A visual compendium of weather phenomena offers some scientific explanations along with more personal reflections.

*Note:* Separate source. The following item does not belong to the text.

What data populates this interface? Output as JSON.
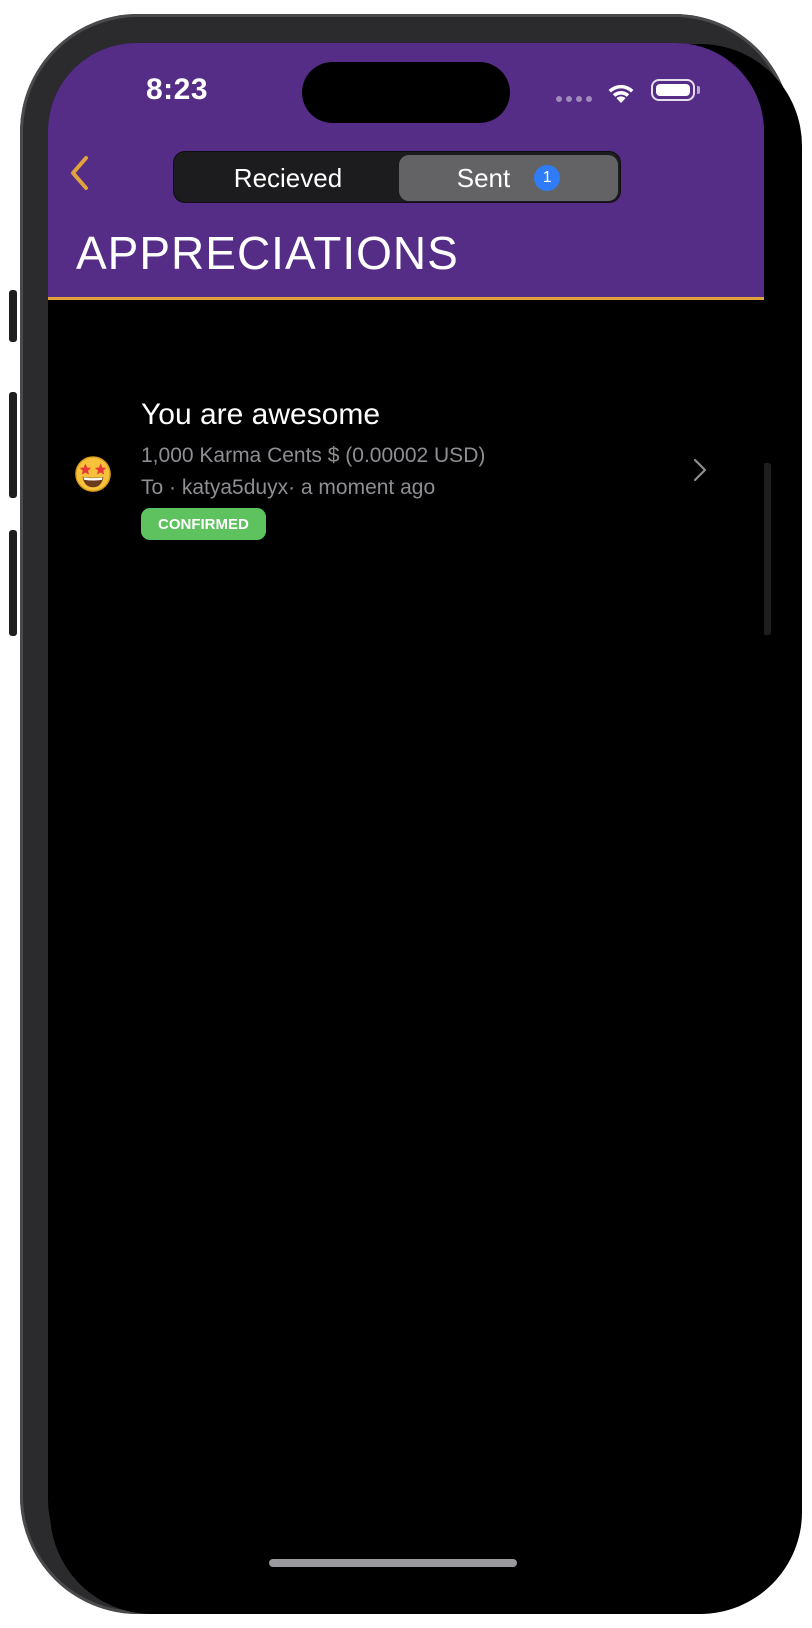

Teckentrup’s handsome full-color, full-page illustrations in a generous trim size offer a range of perspectives and moods that photographs might be hard-pressed to capture. A conversational, explanatory text supports the art, briefly describing the science behind rain or sunlight or wind. “We have such a strong connection to the weather, we can’t help but wonder about it.” An unseen narrator invites readers to consider their own experiences with weather: “Have you ever seen a glorious, clear summer sky and wondered why it is so blue?” The illustrations are divided into four sections: “Sun,” “Rain,” “Ice and Snow,” and “Extreme Weather.” Landscapes and townscapes depicted are in four-season temperate (rather than desert or tropical) zones. People and animals appear as distant shapes in a very few of the illustrations. The introduction to extreme weather notes that it “feels like someone turned up the volume on our regular weather,” acknowledging human activity as the cause of the rapid warming of the planet. Thunderstorms, hail, floods, hurricanes, tornadoes, blizzards, and droughts are described, and this section ends with a question about the future. A 27-item glossary and an author’s note acknowledging several classical landscape painters constitute the backmatter.

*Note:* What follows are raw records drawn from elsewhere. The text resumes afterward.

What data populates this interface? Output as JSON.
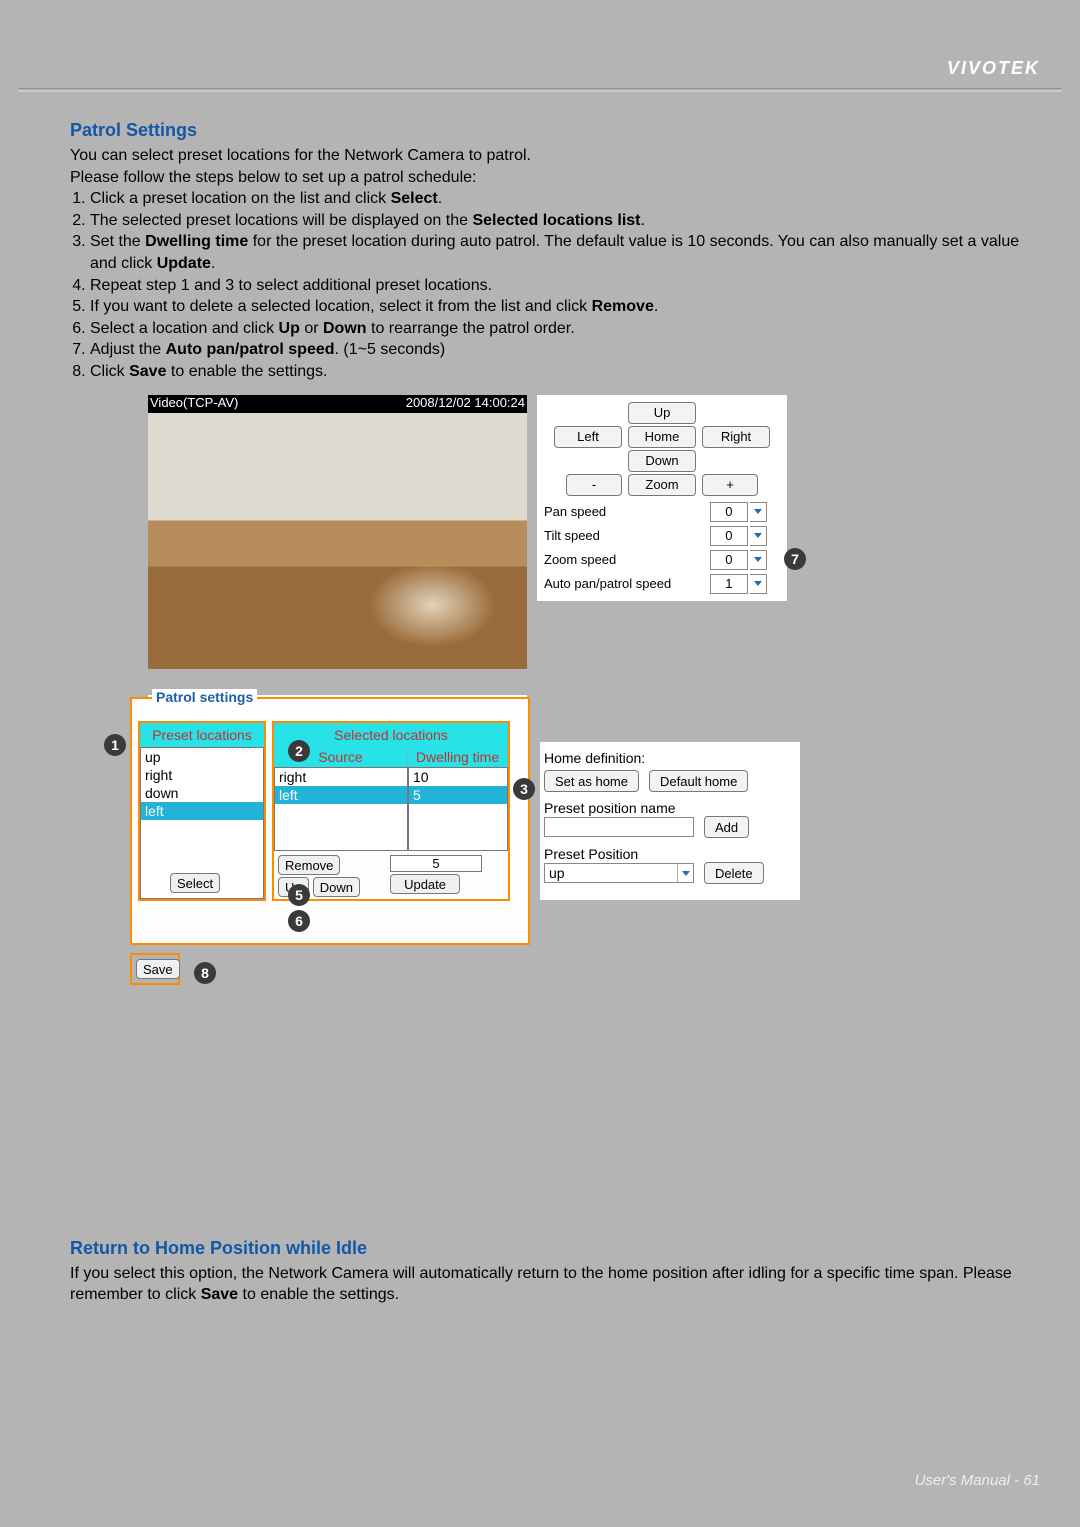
{
  "brand": "VIVOTEK",
  "footer_label": "User's Manual - ",
  "footer_page": "61",
  "section1_title": "Patrol Settings",
  "intro_line1": "You can select preset locations for the Network Camera to patrol.",
  "intro_line2": "Please follow the steps below to set up a patrol schedule:",
  "steps": {
    "s1a": "Click a preset location on the list and click ",
    "s1b": "Select",
    "s1c": ".",
    "s2a": "The selected preset locations will be displayed on the ",
    "s2b": "Selected locations list",
    "s2c": ".",
    "s3a": "Set the ",
    "s3b": "Dwelling time",
    "s3c": " for the preset location during auto patrol. The default value is 10 seconds. You can also manually set a value and click ",
    "s3d": "Update",
    "s3e": ".",
    "s4": "Repeat step 1 and 3 to select additional preset locations.",
    "s5a": "If you want to delete a selected location, select it from the list and click ",
    "s5b": "Remove",
    "s5c": ".",
    "s6a": "Select a location and click ",
    "s6b": "Up",
    "s6c": " or ",
    "s6d": "Down",
    "s6e": " to rearrange the patrol order.",
    "s7a": "Adjust the ",
    "s7b": "Auto pan/patrol speed",
    "s7c": ". (1~5 seconds)",
    "s8a": "Click ",
    "s8b": "Save",
    "s8c": " to enable the settings."
  },
  "video": {
    "title": "Video(TCP-AV)",
    "timestamp": "2008/12/02 14:00:24"
  },
  "ptz": {
    "up": "Up",
    "down": "Down",
    "left": "Left",
    "right": "Right",
    "home": "Home",
    "minus": "-",
    "zoom": "Zoom",
    "plus": "+",
    "pan_speed_label": "Pan speed",
    "pan_speed_value": "0",
    "tilt_speed_label": "Tilt speed",
    "tilt_speed_value": "0",
    "zoom_speed_label": "Zoom speed",
    "zoom_speed_value": "0",
    "auto_speed_label": "Auto pan/patrol speed",
    "auto_speed_value": "1"
  },
  "return_idle_label": "Return to home position while idle",
  "patrol": {
    "legend": "Patrol settings",
    "preset_header": "Preset locations",
    "presets": {
      "i0": "up",
      "i1": "right",
      "i2": "down",
      "i3": "left"
    },
    "selected_header": "Selected locations",
    "source_header": "Source",
    "dwelling_header": "Dwelling time",
    "rows": {
      "r0s": "right",
      "r0d": "10",
      "r1s": "left",
      "r1d": "5"
    },
    "select_btn": "Select",
    "remove_btn": "Remove",
    "up_btn": "Up",
    "down_btn": "Down",
    "dwelling_input": "5",
    "update_btn": "Update",
    "save_btn": "Save"
  },
  "home": {
    "definition_label": "Home definition:",
    "set_as_home": "Set as home",
    "default_home": "Default home",
    "preset_name_label": "Preset position name",
    "add_btn": "Add",
    "preset_position_label": "Preset Position",
    "preset_combo_value": "up",
    "delete_btn": "Delete"
  },
  "section2_title": "Return to Home Position while Idle",
  "section2_body_a": "If you select this option, the Network Camera will automatically return to the home position after idling for a specific time span. Please remember to click ",
  "section2_body_b": "Save",
  "section2_body_c": " to enable the settings.",
  "bubbles": {
    "n1": "1",
    "n2": "2",
    "n3": "3",
    "n5": "5",
    "n6": "6",
    "n7": "7",
    "n8": "8"
  }
}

An immersive, inviting mix of appealing art and information. (Nonfiction. 5-10)